Building a strong foundation
Overwhelming evidence indicates that a child’s brain will develop at an incredible rate during the first few years of life. Brain connections are developed through the stimulation of senses: seeing, hearing, touching, smelling and tasting. These connections are strengthened through repetition, hence providing appropriate stimulation in the first six years, takes advantage of the windows of opportunity that allow children to learn most efficiently.
The basic architecture of the human brain is constructed through an ongoing process that begins before birth and continues into adulthood. Like the construction of a home, the building process begins with laying the foundation, framing the rooms and wiring the electrical system in a predictable sequence. A strong foundation in the early years increases the probability of positive outcomes.

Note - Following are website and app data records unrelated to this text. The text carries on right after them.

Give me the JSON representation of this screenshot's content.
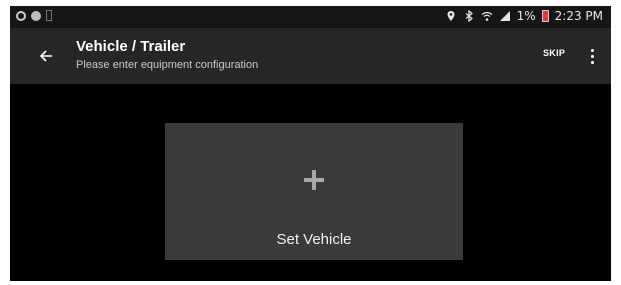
{
  "status_bar": {
    "battery_text": "1%",
    "time": "2:23 PM",
    "left_icons": [
      "app-icon",
      "notification-icon",
      "sim-icon"
    ],
    "right_icons": [
      "location-icon",
      "bluetooth-icon",
      "wifi-icon",
      "signal-icon",
      "battery-icon"
    ],
    "battery_color": "#e53935"
  },
  "toolbar": {
    "back_icon": "arrow-left-icon",
    "title": "Vehicle / Trailer",
    "subtitle": "Please enter equipment configuration",
    "skip_label": "SKIP",
    "more_icon": "more-vert-icon",
    "background": "#262626"
  },
  "content": {
    "card_icon": "plus-icon",
    "card_label": "Set Vehicle",
    "card_background": "#3a3a3a"
  }
}
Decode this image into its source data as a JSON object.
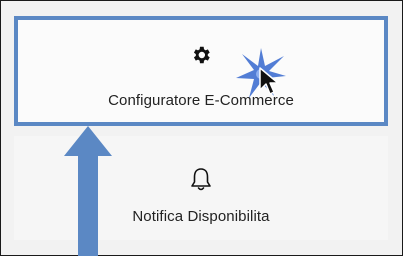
{
  "menu": {
    "items": [
      {
        "label": "Configuratore E-Commerce",
        "icon": "gear-icon",
        "selected": true
      },
      {
        "label": "Notifica Disponibilita",
        "icon": "bell-icon",
        "selected": false
      }
    ]
  },
  "annotation": {
    "arrow_color": "#5b88c4",
    "highlight_color": "#5b88c4",
    "click_burst_color": "#3f6fd0"
  }
}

Children's brains develop best in an environment of strong, consistent, nurturing relationships. These relationships buffer toxic stress, and include a "serve and return" process where children's attempts to interact with adults are met with attention and returned, much like serving and returning a ball in a game of tennis. When children lack these enriching interactions, they have less opportunity to develop their brains in these critical ways.
Brain Development Resources

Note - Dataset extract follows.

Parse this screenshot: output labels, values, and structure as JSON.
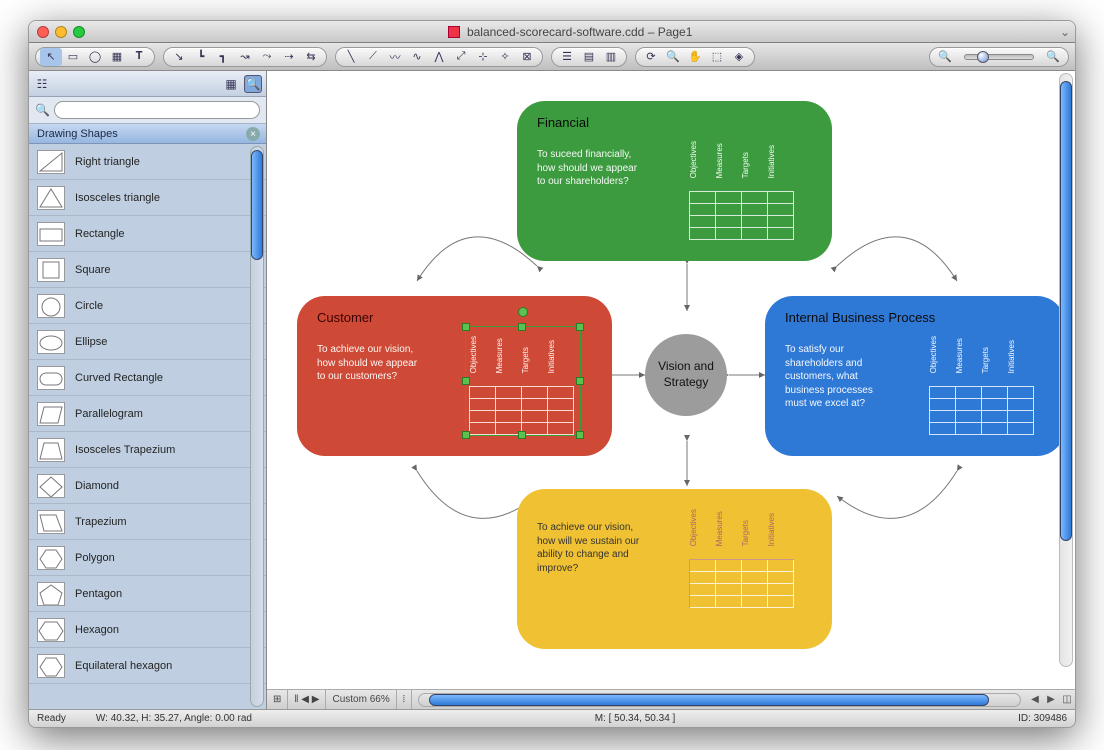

The Norlien Foundation’s Alberta Family Wellness Initiative has produced a number of informative, easy-to-understand videos on different aspects of brain development.
The 2011 Early Brain and Biological Development Symposium highlights key presentations made during the foundation’s 2011 symposium.
The Frameworks of Early Brain Development covers four topics in-depth (60 min. each). http://www.albertafamilywellness.org/resources/learning-modules
Zero to Three.org, the National Center for Infants, Toddlers, and Families has lots of great information about early brain development.
With the Brain in Mind Focuses on the importance of positive early brain development in giving children the best possible start in life. By providing opportunities to learn about the latest research and best practices in early childhood brain development we aim to increase the capacity of parents, professionals, and policy makers to facilitate positive changes in the lives of children and young adults.
Brain Development Graph
During the first years of a child's life, their brain is most able to be shaped by their environment and experiences, positive or negative. Providing appropriate experiences during this critical period of development can help improve a child's lifelong healthy development. Children who experience extreme stress or trauma in the first few years of life are at greater risk of developing physical and mental health problems. Chronic stress can result from neglectful environments, physical or emotional abuse, extreme poverty, parental alcoholism or drug addiction.
Figure 2. Reference: Carneiro & Heckman, Human Capital Policy (2003).